Ito： Up to now, we’ve been adjusting and making changes according to changes in surrounding situations, so this wasn’t such a big deal, and simply along the line of what we’ve always been doing. In continuing a brand for a long time, there are good times and bad times, and all sorts of talks come up in accordance to dealing with each circumstance. For example, creating a shop and announcing in Paris both came up from encounters with people, and we’ve simply acted in accordance to go with the flow. We’ve always valued a firsthand feel, and this change in structure was made under the same reason. From before, I’ve been making the men’s line in discussion with Takagi, so this is simply an extension of what we’ve been doing.
Takagi： I joined soe in 2008, and although there have been comings and goings of people, I feel the roots of the brand have not changed in the past 10 years. Even before this change in structure, Ito has often asked us, the staff for opinions on design aspects, and as a result of a gradual increase in weight of this, the brand naturally arrived at a structural change.
Speaking of new endeavors, you’ve started a women’s line from the 2016A/W season, right?
Ito： I grew up in a time and age when brands spore up, one after another, from small ateliers in Harajuku, and in a good sense, it was easy to start men’s. On the other hand, I had the impression that women’s was something for people whom had studied fashion expertise, but one day, an acquaintance said to me, “if you’re a fashion designer, I dare you to make clothing for women”, which got me started in thinking about making a women’s line. I’m still at a studying stage but having experienced a few seasons and receiving various opinions from people around me, I’m gradually grasping my own balance. I’m also enjoying the process of looking at the men’s line-up created by Takagi and connecting the image of the women’s to that.
It’s been over 15 years since you first started the brand, but do you feel any changes in the Tokyo fashion scene?
Ito： Tokyo in the late 1990s when I was studying abroad at London, I think was a rare unique scene with all sorts of elements mixed together, like people wearing Martin Margiela lined-up in front of goro’s in Harajuku.
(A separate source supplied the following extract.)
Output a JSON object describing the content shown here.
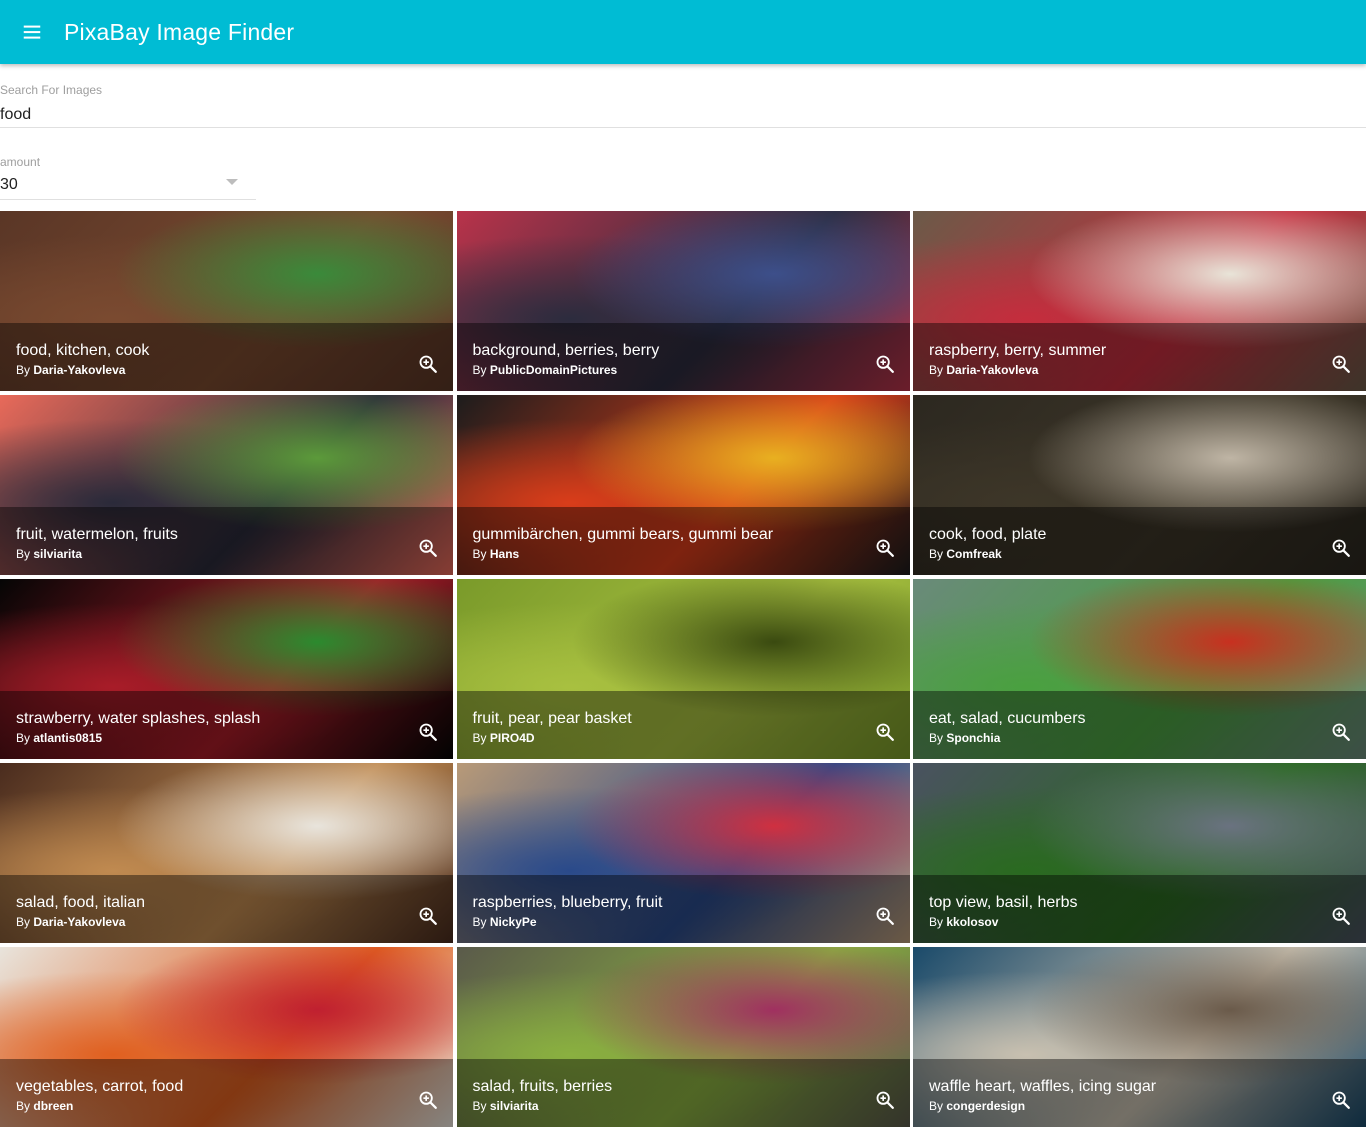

Back then, Tokyo was a special place, and there are many overseas designers whom were influenced by it. Recently, my friends and I have been talking about it a lot, but that situation which our predecessors had built up, we could never do. Of course, there are new waves arising, but I feel it is not yet a swell, big enough to represent Tokyo.
Takagi： I was born in 1985, so I’ve hardly experienced Tokyo in the 1990s, but around when I was in high school, soe was one of the often talked about brands. Relatively speaking, our generation had a strong admiration for import brands rather than Tokyo brands, but in recent years I’m feeling the strength of Tokyo brands once again.
While the influences of upper generations still remain strong, we think the nurturing of next generations is important towards the future. Did this cross your mind when considering your structural change?
Ito： This takes us back to what I talked about at the beginning, but I’m not really concerned about the future that much (laugh). What’s important is accumulation, and as for me, all I want is to do something fun every season, maintain a good relationship with good people, and make a good shop. That’s it.
Takagi： I don’t have any wish to have someone inherit what I do either (laugh). Good or bad, I think Ito and I are alike.
Ito： Like me, Takagi is strong-willed too, but basically, he’s very shy, just as I am. We feel it is un-cool to stand in the front and assert ourselves (laugh). For me, this business sort of sprouted out from something I started as an extension of fooling around, so I hope to continue making interesting devices while having fun myself.
Interview by Yuki Harada / Translation by Aiko Osaki
Photography by Yohey Goto (interview)